Every new generation, as it enters young adulthood, contributes its own lingo to the culture. Most of it remains within that generation’s subculture and out of the realm (and understanding) of mature generations. But, every once in a while, a few of these new terms make it into the mainstream with universal appeal. Such is the case with hangry – a mash-up of hungry and angry.
“When you are so hungry that your lack of food causes you to be angry, frustrated or both.”
But also accepted into the Western culture lexicon by none other than Merriam-Webster:
“An adjective that describes being irritable due to hunger.”
The noun version, hanger (hunger + anger), has also emerged. It’s not surprising the clever word twist has been so readily adopted, given most people have experienced it at one time or another.

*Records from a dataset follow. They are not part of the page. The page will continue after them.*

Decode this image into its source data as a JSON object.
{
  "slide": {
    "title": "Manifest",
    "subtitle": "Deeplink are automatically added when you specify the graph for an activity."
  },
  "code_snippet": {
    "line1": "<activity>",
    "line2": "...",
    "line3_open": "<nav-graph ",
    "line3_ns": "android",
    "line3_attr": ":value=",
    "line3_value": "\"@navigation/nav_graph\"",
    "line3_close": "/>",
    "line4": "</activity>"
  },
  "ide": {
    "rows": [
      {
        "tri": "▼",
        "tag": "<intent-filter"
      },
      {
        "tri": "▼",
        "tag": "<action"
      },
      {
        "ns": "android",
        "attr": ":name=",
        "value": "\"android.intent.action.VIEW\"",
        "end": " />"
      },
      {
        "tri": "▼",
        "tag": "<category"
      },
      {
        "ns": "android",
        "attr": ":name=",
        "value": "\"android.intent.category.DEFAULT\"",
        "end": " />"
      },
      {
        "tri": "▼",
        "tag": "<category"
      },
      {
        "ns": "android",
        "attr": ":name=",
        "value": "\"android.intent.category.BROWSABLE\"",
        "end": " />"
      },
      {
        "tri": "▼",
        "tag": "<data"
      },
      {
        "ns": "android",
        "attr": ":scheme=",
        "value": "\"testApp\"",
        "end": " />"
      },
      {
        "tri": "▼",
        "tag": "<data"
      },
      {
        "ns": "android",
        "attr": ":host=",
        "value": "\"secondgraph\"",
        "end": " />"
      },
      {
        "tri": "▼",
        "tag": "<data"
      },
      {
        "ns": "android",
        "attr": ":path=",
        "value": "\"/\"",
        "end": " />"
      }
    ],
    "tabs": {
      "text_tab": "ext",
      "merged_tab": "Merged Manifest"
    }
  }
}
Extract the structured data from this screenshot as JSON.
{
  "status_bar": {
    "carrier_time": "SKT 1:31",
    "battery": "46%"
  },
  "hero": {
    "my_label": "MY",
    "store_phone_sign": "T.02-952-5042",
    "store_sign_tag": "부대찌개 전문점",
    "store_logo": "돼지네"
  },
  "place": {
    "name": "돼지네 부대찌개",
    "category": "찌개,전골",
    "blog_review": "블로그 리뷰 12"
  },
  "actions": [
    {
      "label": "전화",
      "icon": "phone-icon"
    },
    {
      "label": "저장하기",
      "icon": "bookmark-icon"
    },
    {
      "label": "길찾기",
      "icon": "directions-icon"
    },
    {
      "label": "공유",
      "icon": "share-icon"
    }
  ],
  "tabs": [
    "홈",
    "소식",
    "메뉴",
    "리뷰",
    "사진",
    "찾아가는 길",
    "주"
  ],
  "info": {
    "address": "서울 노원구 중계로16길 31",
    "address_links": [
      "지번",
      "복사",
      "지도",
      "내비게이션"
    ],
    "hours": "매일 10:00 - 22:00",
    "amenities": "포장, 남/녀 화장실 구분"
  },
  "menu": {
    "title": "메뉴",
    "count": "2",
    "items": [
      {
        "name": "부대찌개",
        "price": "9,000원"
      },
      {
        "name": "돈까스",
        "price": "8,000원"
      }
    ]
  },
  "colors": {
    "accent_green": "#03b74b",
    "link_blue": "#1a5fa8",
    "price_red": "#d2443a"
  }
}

It also turns out studies have shown the human body does, quite literally, turn physical feelings of hunger into emotional feelings akin to anger.
Hanger is Real
It all comes down to the stomach’s direct connection to the brain via the endocrine (hormonal) system. When the belly is empty and the reserve fuel from the last snack or meal has been spent, blood sugar levels drop and various hormones are released that are meant to cue the brain to get into action. Specifically, the hormones ghrelin, cortisol, adrenaline and neuropeptide Y are released into the blood stream, in that order, to spur us to eat something, quickly!
Ghrelin makes us feel hunger. Once we start feeling hungry, we should seek to remedy it immediately. Often, we don’t. Sometimes, it’s out of choice from self-imposed calorie restriction (dieting) or we don’t want to stop what we’re doing to eat. Busy toddlers are susceptible to this. Who hasn’t witnessed (or been a victim of) a hangry two year old? Other times, it’s out of necessity, as in we’re stuck in a situation where we can’t eat or don’t have food available.
Whatever the reason, when we don’t heed ghrelin’s call, cortisol and adrenaline up the ante. These are known as the “fight or flight” hormones, which increase heart rate, blood pressure and respiration. In other words, the body begins to go into a mini-panic at the thought of an empty fuel tank. This is when the situation goes from a purely physical reaction into emotional and cognitive reactions and the first symptoms of hanger are detected. Anxiety heightens and the brain is distracted. The results will be different from person to person but it’s common for people to exhibit impatience, irritability or an inability to concentrate on a task at this stage.
If we’re foolish enough to continue on from here without nourishment, our bodies lay down the gauntlet with neuropeptide Y – the aggression hormone. This is as hangry as hangry gets. Not only might we lose our temper but, when we do get our hands on food, it’s probably going to be ugly. With rational thinking and self-control out the window. over-consumption of high-calorie, low-nutrient foods is highly likely.
Nip Hanger in the Bud
Once we realize the hangry phenomenon isn’t a personality flaw but a natural, normal, physiological reality, we can do something about it:
- Eat when you’re hungry. It really is as easy as that. Don’t put it off if. If you have a commitment on your schedule that will last a few hours during which it won’t be possible to eat, have a snack before hand.
- Be aware. Sometimes we get to the second stage of hanger because we’re too distracted to recognize the early signs of hunger. You know the times of day when you tend to get in trouble with hangry tendencies. Take a moment every so often to notice how you’re feeling. Set an alarm if you need to. Most people need to eat every three to four hours to keep blood glucose from tanking.
- Eat smartly. Your body needs carbohydrates, protein, fat and fiber. The carbohydrates are fast-burning energy to address immediate needs. Protein is slow-burning and necessary to ensure you won’t be hungry again in an hour. Fats and fiber each work in their own unique way to make you feel full in the short and long term to avoid over-consuming now and later.
- Be prepared. Many times, we’re in places where we can eat but don’t have good food choices available. At the office, vending machines and left-over donuts and birthday cake in the break room might be your only options. If driving is a big part of your work day, the expedience of fast food drive throughs and convenience stores is tempting but unwise. Avoid those pitfalls by always having healthy, portable snacks with you.
- Fresh or Dried Fruit with Nuts, Seeds or Nut/Seed Butter
- Vegetables with Hummus
- Whole Grain Toast with Avocado and Cheese
- Plain, Greek Yogurt (not fat-free) with Fresh Berries
- Plain Kefir (not fat-free), Nut/Seed Butter and Banana Smoothie
- Cottage Cheese (not fat-free) with Crushed Pineapple or Berries
- Fruit and Cheese
- Whole Grain Bread with Nut/Seed Butter